MTLàTABLE is back this year, and around 100 Montreal restaurants are participating in the city-wide food festival between June and October. You can get three-course meals at some of the city's best eateries starting at $20.
MTLàTABLE has revamped its format for 2021 complete with table d'hôte menus, fresh local produce and prizes you can win for simply dining out.
You can filter your preferences by neighbourhood, price, cuisine and more.
Contests & weekly draws
Each meal you buy at the festival's participating restaurants makes you eligible to win one of five weekly draw prizes like a $50 SAQ gift card and a $75 pre-paid VISA card to spend at the participating restaurants.
There are also eight 'Food & Fun Packages' to be won throughout the event, which include two nights in a Montreal hotel.
All you have to do is scan a restaurant's QR code every time you visit to earn a 'fork' and participate in the weekly draw.
Quebec-grown produce & food products
This year's edition of the festival will also focus on fresh seasonal harvests in Quebec, with recipes tailored to in-season produce.
In June and July, restaurants will serve dishes with beets from the Montérégie region, strawberries from Île d’Orléans and raspberries from the Eastern Townships, as well as broccoli from the Capitale-Nationale region, zucchini from the Laurentians and other green vegetables from Quebec.
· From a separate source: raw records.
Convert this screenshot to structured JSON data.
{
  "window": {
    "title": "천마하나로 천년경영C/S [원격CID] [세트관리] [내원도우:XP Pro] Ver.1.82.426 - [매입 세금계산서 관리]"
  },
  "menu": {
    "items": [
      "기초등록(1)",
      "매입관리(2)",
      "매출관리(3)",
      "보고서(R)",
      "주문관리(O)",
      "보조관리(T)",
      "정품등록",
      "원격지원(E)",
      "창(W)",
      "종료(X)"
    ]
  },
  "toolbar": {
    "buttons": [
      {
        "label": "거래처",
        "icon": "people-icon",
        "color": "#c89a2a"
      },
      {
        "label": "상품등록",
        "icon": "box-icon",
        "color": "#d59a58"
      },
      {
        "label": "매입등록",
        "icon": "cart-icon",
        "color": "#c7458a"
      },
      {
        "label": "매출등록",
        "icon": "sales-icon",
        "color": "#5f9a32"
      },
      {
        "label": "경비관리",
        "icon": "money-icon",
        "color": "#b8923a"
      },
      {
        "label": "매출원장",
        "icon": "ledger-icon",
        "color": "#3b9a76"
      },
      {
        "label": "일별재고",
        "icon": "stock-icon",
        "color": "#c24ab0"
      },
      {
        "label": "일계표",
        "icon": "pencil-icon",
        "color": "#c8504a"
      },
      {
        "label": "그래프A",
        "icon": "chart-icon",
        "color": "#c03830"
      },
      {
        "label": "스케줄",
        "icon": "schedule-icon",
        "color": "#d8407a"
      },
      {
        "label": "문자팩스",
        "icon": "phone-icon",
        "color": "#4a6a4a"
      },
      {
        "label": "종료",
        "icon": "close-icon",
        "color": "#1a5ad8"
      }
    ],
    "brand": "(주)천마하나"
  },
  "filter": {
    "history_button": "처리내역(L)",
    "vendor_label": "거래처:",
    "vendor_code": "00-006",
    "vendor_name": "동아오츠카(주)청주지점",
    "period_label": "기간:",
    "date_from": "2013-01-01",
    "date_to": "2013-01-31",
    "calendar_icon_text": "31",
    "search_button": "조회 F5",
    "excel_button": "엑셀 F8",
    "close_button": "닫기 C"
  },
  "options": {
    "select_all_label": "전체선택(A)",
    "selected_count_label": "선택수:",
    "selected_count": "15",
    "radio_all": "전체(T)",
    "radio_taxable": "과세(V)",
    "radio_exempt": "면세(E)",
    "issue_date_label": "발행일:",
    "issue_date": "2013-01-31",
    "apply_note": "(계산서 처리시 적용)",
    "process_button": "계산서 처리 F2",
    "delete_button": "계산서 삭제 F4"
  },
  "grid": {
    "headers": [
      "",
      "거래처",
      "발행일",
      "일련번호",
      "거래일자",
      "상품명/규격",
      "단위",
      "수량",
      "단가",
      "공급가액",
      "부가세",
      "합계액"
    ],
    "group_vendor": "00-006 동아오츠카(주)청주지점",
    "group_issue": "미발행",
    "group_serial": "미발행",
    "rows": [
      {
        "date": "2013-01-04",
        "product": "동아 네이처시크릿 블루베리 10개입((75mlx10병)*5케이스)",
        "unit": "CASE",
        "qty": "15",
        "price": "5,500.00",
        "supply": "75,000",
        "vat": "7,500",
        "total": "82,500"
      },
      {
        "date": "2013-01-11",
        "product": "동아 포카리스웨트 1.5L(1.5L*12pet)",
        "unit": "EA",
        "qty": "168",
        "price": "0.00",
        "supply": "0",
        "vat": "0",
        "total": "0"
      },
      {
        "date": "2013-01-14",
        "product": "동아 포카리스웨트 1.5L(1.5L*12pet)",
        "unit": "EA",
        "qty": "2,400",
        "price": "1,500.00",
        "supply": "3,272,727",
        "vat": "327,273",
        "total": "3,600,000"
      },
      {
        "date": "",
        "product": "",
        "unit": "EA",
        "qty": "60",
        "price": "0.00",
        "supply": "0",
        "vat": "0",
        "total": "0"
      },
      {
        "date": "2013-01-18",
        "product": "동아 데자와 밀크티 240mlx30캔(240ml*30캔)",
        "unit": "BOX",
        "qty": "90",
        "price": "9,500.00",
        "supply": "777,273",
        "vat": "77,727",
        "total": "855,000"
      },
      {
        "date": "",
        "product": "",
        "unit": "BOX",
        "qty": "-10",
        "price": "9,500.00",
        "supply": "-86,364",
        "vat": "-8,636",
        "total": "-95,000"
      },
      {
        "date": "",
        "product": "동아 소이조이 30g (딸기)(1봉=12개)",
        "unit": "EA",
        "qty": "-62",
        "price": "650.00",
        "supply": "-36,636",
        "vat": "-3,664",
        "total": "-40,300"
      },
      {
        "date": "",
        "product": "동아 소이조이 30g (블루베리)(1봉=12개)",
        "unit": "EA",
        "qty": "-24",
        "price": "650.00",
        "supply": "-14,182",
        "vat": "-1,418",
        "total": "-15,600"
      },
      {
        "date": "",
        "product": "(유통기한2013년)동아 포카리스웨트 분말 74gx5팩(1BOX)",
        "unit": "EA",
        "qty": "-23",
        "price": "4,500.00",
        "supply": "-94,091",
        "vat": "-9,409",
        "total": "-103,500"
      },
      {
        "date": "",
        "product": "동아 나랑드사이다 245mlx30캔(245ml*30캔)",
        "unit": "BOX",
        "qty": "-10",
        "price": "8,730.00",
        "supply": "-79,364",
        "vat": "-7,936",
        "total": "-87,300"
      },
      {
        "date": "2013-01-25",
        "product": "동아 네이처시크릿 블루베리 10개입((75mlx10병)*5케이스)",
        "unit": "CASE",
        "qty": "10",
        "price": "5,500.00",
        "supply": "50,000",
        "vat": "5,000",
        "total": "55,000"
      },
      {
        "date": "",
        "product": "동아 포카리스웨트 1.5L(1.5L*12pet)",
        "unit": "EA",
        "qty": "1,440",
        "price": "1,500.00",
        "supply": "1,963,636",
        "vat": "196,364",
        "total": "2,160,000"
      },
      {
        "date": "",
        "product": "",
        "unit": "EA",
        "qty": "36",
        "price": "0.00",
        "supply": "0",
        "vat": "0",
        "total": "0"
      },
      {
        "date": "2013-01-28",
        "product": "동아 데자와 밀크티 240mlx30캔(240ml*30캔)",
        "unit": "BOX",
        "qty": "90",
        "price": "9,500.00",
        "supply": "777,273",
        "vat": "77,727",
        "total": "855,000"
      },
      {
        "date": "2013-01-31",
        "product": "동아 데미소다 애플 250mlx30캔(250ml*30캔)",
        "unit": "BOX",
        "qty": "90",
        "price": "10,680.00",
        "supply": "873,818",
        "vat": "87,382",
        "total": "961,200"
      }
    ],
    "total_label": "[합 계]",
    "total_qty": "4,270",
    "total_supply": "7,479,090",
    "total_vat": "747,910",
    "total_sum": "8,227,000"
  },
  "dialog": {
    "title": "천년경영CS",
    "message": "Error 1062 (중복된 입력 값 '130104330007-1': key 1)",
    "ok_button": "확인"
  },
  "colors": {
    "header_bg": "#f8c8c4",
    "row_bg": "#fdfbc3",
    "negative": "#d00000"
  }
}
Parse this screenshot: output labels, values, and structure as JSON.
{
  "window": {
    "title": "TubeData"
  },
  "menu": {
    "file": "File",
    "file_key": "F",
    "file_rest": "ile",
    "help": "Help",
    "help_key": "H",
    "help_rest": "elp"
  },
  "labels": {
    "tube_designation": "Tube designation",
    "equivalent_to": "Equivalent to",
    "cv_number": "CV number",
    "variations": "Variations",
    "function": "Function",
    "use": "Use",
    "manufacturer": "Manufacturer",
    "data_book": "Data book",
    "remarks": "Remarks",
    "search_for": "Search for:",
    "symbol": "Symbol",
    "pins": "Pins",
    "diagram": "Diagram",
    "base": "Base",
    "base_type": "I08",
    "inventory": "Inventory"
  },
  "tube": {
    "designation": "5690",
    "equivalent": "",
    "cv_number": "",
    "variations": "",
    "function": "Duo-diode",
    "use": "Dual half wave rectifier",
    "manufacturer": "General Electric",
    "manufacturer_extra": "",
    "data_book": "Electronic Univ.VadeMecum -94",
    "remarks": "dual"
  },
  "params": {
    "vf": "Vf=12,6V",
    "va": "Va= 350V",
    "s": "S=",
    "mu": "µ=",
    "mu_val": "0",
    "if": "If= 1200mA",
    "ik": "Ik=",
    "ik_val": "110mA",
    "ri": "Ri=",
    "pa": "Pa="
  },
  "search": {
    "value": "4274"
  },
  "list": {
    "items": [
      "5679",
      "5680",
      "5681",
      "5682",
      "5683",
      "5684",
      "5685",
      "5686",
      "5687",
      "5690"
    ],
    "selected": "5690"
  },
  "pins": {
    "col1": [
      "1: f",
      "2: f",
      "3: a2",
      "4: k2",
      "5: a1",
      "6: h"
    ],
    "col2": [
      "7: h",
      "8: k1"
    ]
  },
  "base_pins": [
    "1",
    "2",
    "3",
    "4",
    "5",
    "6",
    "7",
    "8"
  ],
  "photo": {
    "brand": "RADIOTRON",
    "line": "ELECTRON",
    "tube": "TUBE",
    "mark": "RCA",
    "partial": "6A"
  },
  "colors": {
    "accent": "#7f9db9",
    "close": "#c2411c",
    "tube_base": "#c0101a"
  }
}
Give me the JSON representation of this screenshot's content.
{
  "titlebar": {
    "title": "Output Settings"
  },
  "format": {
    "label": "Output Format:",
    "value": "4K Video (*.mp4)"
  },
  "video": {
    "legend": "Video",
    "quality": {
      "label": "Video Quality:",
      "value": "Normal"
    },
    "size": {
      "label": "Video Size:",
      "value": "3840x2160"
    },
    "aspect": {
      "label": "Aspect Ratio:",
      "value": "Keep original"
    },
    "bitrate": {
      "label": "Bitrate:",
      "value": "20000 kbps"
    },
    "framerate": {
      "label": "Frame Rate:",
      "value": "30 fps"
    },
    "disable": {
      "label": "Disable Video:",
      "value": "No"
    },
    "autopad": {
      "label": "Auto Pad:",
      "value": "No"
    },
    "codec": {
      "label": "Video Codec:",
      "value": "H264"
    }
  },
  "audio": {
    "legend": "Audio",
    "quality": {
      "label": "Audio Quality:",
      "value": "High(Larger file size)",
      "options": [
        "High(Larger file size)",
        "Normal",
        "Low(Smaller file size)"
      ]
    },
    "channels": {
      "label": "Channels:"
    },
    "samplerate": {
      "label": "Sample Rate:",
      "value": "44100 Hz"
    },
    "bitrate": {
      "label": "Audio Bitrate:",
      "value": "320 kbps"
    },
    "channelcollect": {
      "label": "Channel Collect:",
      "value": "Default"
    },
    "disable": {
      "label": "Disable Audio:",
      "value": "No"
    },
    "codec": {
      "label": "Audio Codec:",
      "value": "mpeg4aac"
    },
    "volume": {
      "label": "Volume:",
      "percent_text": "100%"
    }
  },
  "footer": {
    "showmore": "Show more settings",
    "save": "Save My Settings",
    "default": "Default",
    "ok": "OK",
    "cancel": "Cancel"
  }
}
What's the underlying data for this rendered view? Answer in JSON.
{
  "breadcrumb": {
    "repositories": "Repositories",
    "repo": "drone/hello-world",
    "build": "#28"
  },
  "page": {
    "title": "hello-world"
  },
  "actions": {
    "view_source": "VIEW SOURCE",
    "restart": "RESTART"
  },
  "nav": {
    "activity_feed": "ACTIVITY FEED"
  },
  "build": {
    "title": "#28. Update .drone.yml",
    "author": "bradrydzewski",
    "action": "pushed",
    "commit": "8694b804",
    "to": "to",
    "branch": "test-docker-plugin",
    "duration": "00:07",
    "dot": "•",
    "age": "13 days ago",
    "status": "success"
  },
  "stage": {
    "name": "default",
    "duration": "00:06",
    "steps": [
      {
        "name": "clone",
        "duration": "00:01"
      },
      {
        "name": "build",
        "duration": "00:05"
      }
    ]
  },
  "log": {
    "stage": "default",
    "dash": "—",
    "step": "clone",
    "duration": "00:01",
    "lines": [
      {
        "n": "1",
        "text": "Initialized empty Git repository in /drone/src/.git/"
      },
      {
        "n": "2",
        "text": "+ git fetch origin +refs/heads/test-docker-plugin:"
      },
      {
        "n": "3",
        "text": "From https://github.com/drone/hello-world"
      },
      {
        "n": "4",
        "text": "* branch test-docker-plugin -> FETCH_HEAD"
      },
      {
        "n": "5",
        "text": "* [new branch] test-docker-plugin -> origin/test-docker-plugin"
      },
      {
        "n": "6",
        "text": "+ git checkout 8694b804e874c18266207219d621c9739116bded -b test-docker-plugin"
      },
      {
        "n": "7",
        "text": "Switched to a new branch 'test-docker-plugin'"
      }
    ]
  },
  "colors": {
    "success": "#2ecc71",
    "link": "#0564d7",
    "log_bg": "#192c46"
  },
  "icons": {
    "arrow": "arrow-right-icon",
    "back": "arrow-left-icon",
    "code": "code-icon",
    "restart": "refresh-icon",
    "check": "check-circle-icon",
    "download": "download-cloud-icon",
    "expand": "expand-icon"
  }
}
In August, field tomatoes, leeks, blueberries, and green beans from across the province — from Bas-Saint-Laurent to Lanaudière — will adorn restaurant plates across Montreal.
In September and October, the fall harvest begins, and restaurants will serve soups and stews that include Quebec carrots, morels, oyster mushrooms, eggplants and acorn squash.
Autumn brings the return of apples to Quebec orchards, and restaurants will make use of locally-grown apples on their dishes toward the end of the festival.